The United States Federal Trade Commission and Justice Department have raised their collective regulative eyebrow at Apple’s latest pricing plan.
There’s no official investigation yet, but the company could be looking at antitrust allegations over new subscription options in iTunes. The Wall Street Journal quoted a spokesperson for the European Commission saying that they, too, were “carefully monitoring the situation.”
It started with a digital-only newspaper, The Daily. When The Daily premiered earlier this month, it was the first publication to make use of a subscription model on iTunes. Everything else you bought for your iOS devices — your iPod, iPhone or iPad — through iTunes was based on a one-time charge for content delivered right then.
Within days, Apple announced that subscriptions would now be available right in the app for services like magazine, video and music. Convenience for the users, however, was not without its caveats for the publishers.
In the words of Steve Jobs, or at least the people Steve Jobs hires to create his quotes for press releases, “when Apple brings a new subscriber to the app, Apple earns a 30 percent share; when the publisher brings an existing or new subscriber to the app, the publisher keeps 100 percent and Apple earns nothing. All we require is that, if a publisher is making a subscription offer outside of the app, the same (or better) offer be made inside the app.”
Apple also forbids apps from providing a link to buy a subscription outside the app.
I can’t say whether or not it’s legal. But it’s certainly greedy.
Say I have a downtown shop. Business is good, but more and more people are buying on eBay. So I start listing some of my items on eBay to supplement my sales. eBay charges a fee for the privilege, but whatever, that’s their prerogative.
What eBay doesn’t do is tell me how to price things in my downtown shop. They couldn’t care less. If I mark up my items on eBay to compensate for some of the fees and keep prices in my shop a bit lower, that’s my prerogative. (I might not sell anything given vicious price competition online, but that’s not eBay’s fault.)

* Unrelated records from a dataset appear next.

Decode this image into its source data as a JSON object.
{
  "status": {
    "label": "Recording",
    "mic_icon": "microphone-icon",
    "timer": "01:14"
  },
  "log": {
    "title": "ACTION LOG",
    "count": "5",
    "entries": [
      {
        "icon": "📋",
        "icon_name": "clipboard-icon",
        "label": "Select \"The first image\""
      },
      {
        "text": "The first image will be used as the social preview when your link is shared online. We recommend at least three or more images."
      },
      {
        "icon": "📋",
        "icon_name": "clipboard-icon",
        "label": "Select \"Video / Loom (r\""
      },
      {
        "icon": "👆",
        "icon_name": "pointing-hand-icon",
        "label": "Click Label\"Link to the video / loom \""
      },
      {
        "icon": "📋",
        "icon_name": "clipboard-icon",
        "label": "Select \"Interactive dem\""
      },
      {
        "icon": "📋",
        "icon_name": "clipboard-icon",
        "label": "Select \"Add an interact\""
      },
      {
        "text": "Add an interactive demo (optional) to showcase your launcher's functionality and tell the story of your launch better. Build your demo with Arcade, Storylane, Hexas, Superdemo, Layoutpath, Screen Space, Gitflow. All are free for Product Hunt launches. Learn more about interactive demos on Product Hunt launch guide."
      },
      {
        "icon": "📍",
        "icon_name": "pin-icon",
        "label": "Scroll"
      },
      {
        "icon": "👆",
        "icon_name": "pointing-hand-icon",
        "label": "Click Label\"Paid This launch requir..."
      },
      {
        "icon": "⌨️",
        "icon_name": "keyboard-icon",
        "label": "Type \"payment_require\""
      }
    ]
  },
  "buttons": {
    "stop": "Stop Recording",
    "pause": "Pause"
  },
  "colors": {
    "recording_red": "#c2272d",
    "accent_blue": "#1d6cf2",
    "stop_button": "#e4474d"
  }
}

Apple’s requirements do tell vendors what to charge. If they can’t recover the 30 percent charge by marking up in-app purchases, and they can’t offer subscribers a price incentive to buy outside the app, what value does the app hold? Not many subscriptions are running at a 30-percent profit margin, and if a company can’t make money in the iWorld, they very well might pull out of it altogether. Sure, they’ll lose market share, but market share you essentially pay for won’t be worth it to a lot of providers.
The alternative is for providers to raise prices for everyone. You end up subsidizing the folks who sign up through the app even if you sign up independently.
What’ll be really hilarious is if the same subscription for another platform — Android, Windows Phone, WebOS, BlackBerry — is cheaper than for the iOS app. The cost is lower, and Apple really can’t control what you charge on other devices, right?
Right, Apple? You don’t think you can do that, do you?